  • Storing Keys Offsite - Your backup encryption keys and configuration needs to be saved somewhere safe that also isn’t vulnerable to these disasters.
  • Seeding Access - If you store passwords in the lab, how do you get the most critical ones back out?
  • Two Factor - If your two factor codes are stored on your phone, is there a way for you to get them back out?

Examples of this level would be a fire, tornado, or other GTFO type situation where life and limb are all that matter.

Level 4 - Your Lab is Gone And You Are Gone

Like level 3, but now the added challenge is someone else must do this. This means your documentation needs to be up to scratch to at least give someone a general idea on how to get things out.

Something is Better Than Nothing

One important thing I want to share is that something is better than nothing. I don’t think any person is prepared for a true Level 4 disaster. There are challenges that you won’t understand, complications you can’t account for, and more.

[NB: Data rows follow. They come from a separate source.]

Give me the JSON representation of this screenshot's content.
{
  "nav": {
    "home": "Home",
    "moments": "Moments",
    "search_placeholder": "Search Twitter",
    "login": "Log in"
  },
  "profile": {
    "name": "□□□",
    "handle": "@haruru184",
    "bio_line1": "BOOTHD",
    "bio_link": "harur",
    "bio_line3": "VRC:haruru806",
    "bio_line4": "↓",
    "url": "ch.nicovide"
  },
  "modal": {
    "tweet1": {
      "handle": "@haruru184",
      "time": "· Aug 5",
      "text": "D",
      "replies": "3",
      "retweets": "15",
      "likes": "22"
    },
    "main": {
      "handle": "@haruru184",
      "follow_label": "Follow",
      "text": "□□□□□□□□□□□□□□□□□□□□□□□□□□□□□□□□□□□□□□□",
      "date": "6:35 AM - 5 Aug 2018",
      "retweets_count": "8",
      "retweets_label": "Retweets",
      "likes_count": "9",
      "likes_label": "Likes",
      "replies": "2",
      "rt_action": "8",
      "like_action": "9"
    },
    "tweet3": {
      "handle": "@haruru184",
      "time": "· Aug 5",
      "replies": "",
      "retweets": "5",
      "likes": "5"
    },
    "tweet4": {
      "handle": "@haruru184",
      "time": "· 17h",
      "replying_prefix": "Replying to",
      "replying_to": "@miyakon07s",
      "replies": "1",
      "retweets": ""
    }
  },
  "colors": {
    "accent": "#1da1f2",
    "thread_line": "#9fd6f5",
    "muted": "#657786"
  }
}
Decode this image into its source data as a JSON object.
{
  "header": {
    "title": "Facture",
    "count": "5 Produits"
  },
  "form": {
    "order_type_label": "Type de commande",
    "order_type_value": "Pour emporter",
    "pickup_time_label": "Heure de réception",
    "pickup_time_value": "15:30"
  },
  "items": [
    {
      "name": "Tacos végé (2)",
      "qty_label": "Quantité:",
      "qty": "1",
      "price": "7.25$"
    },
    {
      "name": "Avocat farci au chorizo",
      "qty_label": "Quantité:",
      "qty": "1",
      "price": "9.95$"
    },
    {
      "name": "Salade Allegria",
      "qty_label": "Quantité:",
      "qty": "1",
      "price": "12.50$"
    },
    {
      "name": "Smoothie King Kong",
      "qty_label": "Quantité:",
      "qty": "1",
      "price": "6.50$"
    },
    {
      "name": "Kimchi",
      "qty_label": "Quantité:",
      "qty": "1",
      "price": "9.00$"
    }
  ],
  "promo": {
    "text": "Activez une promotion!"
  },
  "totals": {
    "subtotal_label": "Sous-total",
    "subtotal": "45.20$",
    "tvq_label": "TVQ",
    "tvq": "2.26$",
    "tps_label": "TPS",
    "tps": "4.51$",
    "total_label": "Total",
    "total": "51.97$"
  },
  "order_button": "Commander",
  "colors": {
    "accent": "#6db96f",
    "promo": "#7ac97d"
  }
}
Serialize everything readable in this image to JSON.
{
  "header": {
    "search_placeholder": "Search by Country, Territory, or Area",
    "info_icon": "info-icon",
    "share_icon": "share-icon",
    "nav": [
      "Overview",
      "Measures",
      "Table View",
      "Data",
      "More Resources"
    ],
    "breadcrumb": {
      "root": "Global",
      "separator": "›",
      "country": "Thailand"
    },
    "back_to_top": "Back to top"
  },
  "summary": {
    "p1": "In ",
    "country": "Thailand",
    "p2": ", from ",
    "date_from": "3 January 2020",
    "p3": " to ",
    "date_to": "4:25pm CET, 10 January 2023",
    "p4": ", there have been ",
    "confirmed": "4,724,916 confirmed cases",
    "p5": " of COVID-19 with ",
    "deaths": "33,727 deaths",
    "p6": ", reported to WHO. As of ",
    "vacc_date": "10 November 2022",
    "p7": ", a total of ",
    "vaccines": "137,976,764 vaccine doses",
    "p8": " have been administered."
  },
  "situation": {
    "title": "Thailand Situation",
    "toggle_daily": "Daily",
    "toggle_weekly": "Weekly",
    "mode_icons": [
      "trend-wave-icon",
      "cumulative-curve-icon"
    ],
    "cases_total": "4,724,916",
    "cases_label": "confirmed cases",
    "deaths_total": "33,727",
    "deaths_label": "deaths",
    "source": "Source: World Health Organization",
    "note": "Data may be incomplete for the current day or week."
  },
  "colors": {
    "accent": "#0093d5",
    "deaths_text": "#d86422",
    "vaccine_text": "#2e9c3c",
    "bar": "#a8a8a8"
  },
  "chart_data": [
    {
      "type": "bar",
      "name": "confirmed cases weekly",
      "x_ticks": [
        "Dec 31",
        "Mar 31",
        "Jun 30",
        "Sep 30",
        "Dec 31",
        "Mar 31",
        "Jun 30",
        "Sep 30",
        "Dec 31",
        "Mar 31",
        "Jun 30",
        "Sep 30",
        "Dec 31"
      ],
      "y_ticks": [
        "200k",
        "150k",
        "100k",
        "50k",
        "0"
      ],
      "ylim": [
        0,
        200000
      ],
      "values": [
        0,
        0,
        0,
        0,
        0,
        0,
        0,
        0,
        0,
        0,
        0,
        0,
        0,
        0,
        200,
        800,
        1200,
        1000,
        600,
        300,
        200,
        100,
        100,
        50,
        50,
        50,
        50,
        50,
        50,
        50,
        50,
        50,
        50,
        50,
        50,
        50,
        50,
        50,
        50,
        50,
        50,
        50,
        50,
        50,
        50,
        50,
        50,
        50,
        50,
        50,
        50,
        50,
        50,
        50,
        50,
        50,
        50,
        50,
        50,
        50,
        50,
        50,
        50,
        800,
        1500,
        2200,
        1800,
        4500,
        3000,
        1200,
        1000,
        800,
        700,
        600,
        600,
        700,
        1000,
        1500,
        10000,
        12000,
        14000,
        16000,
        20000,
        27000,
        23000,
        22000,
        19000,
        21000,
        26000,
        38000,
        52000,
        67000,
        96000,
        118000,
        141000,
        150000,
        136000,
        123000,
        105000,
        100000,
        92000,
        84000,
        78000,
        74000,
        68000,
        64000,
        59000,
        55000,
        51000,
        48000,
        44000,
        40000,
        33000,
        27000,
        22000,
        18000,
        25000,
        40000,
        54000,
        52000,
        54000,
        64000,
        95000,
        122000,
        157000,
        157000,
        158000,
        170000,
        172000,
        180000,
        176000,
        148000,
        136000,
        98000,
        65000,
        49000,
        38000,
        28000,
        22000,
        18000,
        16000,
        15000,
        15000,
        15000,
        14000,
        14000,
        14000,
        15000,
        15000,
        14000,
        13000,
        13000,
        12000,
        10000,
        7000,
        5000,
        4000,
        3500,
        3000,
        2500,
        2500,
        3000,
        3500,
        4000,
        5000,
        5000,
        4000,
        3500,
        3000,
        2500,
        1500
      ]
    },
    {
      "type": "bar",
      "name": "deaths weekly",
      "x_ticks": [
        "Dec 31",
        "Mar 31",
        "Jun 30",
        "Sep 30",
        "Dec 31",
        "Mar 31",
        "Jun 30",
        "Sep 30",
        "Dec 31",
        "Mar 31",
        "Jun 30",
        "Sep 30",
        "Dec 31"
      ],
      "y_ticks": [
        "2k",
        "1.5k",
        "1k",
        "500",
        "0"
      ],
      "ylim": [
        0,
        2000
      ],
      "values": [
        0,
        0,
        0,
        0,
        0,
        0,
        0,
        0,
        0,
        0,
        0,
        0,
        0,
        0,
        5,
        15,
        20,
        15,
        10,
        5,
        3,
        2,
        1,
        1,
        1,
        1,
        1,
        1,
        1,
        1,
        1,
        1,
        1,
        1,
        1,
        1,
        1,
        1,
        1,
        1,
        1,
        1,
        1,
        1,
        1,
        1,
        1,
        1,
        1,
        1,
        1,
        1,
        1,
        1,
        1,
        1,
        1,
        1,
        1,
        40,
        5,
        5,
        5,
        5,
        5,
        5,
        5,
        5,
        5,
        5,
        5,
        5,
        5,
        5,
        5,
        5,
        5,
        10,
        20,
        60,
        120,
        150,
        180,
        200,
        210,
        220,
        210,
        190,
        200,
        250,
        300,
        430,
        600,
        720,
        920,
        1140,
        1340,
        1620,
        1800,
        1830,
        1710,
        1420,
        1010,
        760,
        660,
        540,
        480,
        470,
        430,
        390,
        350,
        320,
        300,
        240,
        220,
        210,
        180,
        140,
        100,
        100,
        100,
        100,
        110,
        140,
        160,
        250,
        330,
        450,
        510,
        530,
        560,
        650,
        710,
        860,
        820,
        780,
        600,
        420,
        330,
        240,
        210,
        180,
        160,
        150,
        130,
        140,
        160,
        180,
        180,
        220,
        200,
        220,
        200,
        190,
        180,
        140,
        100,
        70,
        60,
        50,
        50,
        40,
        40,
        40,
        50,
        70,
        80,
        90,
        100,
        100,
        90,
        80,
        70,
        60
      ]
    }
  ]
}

If you get something down on paper and shared, that gives you more footholds should something happen. Even if you aren’t 100% prepared, it might give you a better shot at coming out the other side.

Also, Testing is key. Pretend you need to recover from scratch and make sure your documentation is updated.

My Plan

My plan revolves around two files, a PDF that is written documentation and an encrypted file that contains copies of all the backup configurations. I automate the generation of these two things, and once a week the files get updated and uploaded to a cloud service provider.

I have this largely automated, and I put an example up on GitHub. That system takes the markdown file and builds a PDF based on it. It then bundles the configuration I need, encrypts it, and uploads it to the offsite provider.

If you run that demo, you’ll need to edit a few things in Makefile.

The first will be get-configs, and this should be the step that gets your offsite configuration. If you put it in out/configs, the compress step will bundle it into a ZIP file automatically.

The other will be sync, and this will be how you upload things to the offsite provider. In my case, I use Rclone to do this, but you can omit this step if you just want to upload things manually.

With the PDF and ZIP file that gets output, a person can (hopefully) have the keys and knowledge needed to recover offsite backups for my environment. I send these to a shared folder that is shared with a few close people in case I get locked out. I also print the PDF and put it in the lab in case things need recovery without Internet access.

Further Reading

If you’re interested in learning more, there’s a few posts I like:

  • How My Homelab Became Critical Infrastructure - I wrote this after a close call with a Tornado. It’s a creative solution that has helped me multiple times during minor emergencies.
  • Lawyer. Passport. Locksmith. Gun. - A talk from Deviant Ollam that focuses more on the human side of preparedness, but has a good set of lessons he learned after a friend was arrested and mistreated.
  • Ready.Gov - If you haven’t taken stock of what you and your family need in a disaster (things like food and water), it’s worthing setting up some basic supplies.